Congestion on our streets is often caused by double-parked and idling delivery vans - for these third-party delivery services, tickets are the cost of doing business, giving them no incentive to improve driving behavior. Blocking bus and bike lanes is especially damaging to the flow of traffic. Tricia will fight for new solutions to these problems, including incentivizing overnight delivery, coordinating deliveries, and piloting new delivery services to reduce congestion.
Our community needs stronger enforcement of transportation rules and commonsense parking solutions that ultimately encourage public transportation use.
Placard abuse has created a large-scale safety and corruption problem. Abuse includes using fraudulent placards, using placards outside of business hours, selling placards to "friends," and parking on sidewalks and in bus and bike lanes. Yet these placards are still distributed, with the official city count at over 140,000. Tricia will fight to eliminate placard abuse through a complete overhaul of the placard system with a more streamlined system that can be better enforced and managed to those who need it most.
In order to create policies that will ameliorate congestion and traffic, we need to collect accurate data about the streets in District 5. As a member of the City Council, Tricia will support a district parking study to evaluate where drivers are coming from, when the streets are most crowded, and what obstacles are creating the worst traffic jams. The establishment of a pilot resident parking permit program, with substantial community engagement to determine where permitted spots are most needed, should also be established.
Additionally, Tricia supports the creation of low-emission vehicle spots with charging stations to facilitate environmentally-friendly driving. She will work to build public-private partnerships with electric vehicle companies to increase charging station availability. Tricia will work to create subsidies for commercial and residential buildings with existing parking structures to develop electric vehicle charging stations.

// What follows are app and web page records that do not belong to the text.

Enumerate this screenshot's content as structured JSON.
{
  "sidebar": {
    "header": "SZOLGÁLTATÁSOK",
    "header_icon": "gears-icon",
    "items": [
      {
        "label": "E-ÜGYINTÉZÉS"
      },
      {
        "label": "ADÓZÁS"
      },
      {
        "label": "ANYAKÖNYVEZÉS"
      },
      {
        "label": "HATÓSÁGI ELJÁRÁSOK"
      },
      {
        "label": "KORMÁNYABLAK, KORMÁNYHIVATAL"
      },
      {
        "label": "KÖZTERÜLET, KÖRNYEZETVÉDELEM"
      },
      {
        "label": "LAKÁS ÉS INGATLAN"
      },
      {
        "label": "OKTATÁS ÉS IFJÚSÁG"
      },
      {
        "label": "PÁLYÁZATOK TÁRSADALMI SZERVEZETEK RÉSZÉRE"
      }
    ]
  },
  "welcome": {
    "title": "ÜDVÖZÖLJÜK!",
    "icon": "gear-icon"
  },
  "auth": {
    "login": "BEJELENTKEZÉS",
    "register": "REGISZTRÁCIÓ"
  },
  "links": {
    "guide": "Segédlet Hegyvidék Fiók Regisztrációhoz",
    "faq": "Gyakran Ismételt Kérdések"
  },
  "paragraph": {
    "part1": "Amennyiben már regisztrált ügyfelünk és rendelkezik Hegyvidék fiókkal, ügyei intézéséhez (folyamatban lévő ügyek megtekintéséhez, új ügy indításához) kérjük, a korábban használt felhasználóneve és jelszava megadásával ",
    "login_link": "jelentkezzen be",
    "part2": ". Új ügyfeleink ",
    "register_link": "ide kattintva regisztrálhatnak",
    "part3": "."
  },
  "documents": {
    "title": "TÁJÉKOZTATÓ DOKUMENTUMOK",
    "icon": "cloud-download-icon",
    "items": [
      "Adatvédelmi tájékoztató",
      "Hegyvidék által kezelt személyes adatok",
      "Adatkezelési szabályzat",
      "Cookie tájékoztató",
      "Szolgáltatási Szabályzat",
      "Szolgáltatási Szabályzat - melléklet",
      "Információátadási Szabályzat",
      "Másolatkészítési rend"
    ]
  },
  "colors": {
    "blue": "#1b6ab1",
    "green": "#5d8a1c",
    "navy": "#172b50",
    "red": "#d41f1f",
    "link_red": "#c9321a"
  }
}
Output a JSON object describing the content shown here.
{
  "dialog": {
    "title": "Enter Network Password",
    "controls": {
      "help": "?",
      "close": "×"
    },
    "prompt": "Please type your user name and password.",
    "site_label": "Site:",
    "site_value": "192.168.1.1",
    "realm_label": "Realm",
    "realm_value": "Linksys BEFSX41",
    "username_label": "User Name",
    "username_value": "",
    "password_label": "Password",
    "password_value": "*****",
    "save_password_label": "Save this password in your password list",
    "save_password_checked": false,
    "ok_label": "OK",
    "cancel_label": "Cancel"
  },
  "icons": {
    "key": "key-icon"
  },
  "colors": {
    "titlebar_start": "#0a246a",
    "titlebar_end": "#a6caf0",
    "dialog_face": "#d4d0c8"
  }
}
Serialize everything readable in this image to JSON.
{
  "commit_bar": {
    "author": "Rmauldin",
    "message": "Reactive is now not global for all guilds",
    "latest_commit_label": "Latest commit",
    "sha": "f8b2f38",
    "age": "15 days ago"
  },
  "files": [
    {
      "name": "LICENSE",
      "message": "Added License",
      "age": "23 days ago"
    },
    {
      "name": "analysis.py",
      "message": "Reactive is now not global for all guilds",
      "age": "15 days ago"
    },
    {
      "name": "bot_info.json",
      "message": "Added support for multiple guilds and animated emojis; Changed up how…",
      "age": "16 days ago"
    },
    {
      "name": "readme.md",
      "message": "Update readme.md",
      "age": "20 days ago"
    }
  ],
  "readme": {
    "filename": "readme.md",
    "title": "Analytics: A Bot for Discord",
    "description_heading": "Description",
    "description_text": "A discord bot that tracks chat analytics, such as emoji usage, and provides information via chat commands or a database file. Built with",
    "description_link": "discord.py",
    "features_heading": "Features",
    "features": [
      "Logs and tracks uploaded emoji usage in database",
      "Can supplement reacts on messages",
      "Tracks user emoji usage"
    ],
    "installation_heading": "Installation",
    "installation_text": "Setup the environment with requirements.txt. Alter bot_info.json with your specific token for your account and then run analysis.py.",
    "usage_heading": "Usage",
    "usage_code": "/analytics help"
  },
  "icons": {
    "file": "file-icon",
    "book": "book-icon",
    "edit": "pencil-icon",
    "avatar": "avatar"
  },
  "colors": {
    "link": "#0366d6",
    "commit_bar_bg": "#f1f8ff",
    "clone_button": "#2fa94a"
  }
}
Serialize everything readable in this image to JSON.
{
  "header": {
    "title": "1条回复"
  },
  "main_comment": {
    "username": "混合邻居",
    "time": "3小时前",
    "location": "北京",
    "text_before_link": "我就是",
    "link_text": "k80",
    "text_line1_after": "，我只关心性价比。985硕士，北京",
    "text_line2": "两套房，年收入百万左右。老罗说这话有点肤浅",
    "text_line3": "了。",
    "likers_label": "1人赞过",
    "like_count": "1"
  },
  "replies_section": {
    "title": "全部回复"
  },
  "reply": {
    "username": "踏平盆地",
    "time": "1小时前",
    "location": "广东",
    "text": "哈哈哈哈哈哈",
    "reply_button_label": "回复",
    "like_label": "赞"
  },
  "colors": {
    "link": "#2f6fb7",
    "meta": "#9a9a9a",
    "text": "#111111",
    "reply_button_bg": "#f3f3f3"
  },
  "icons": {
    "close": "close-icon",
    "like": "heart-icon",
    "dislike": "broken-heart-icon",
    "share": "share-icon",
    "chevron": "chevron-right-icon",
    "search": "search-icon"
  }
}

Tricia strongly supports empowering all workers with the right to unionize, holding corporations accountable, and providing good wages and benefits. She will call for state legislators to pass legislation to give rideshare drivers the right to collective and sectoral bargaining for better work conditions.
Additionally, Tricia believes that we must increase the taxi improvement fund to help struggling taxi drivers pay for necessary accessibility upgrades. Tricia will hold ride-share companies such as Uber and Lyft accountable to either independently fund a fleet of vehicles that are at least 50% accessible for people with disabilities, or provide direct compensation towards the creation of a centralized city fleet of accessible vehicles. Tricia would help make FHV licensing contingent upon a private entity’s compliance with existing laws and regulations.
Between 2002 and 2014, the price of a taxi medallion rose to from $200,000 to more than $1 million, while driver incomes remained the same. More than 950 taxi medallion owners filed for bankruptcy as of 2019 because of predatory loan practices. Immigrant New Yorkers are bearing the brunt of this crisis, managing both financial and mental health challenges. The city must support these workers by enacting a plan for debt forgiveness as proposed by the New York Taxi Workers Alliance. Tricia supports the union's call for lenders to restructure and refinance medallion debt. The New York City government must offer drivers additional support by playing a "backstop" role for restructured loans and returning foreclosed medallions in storage to the original owners.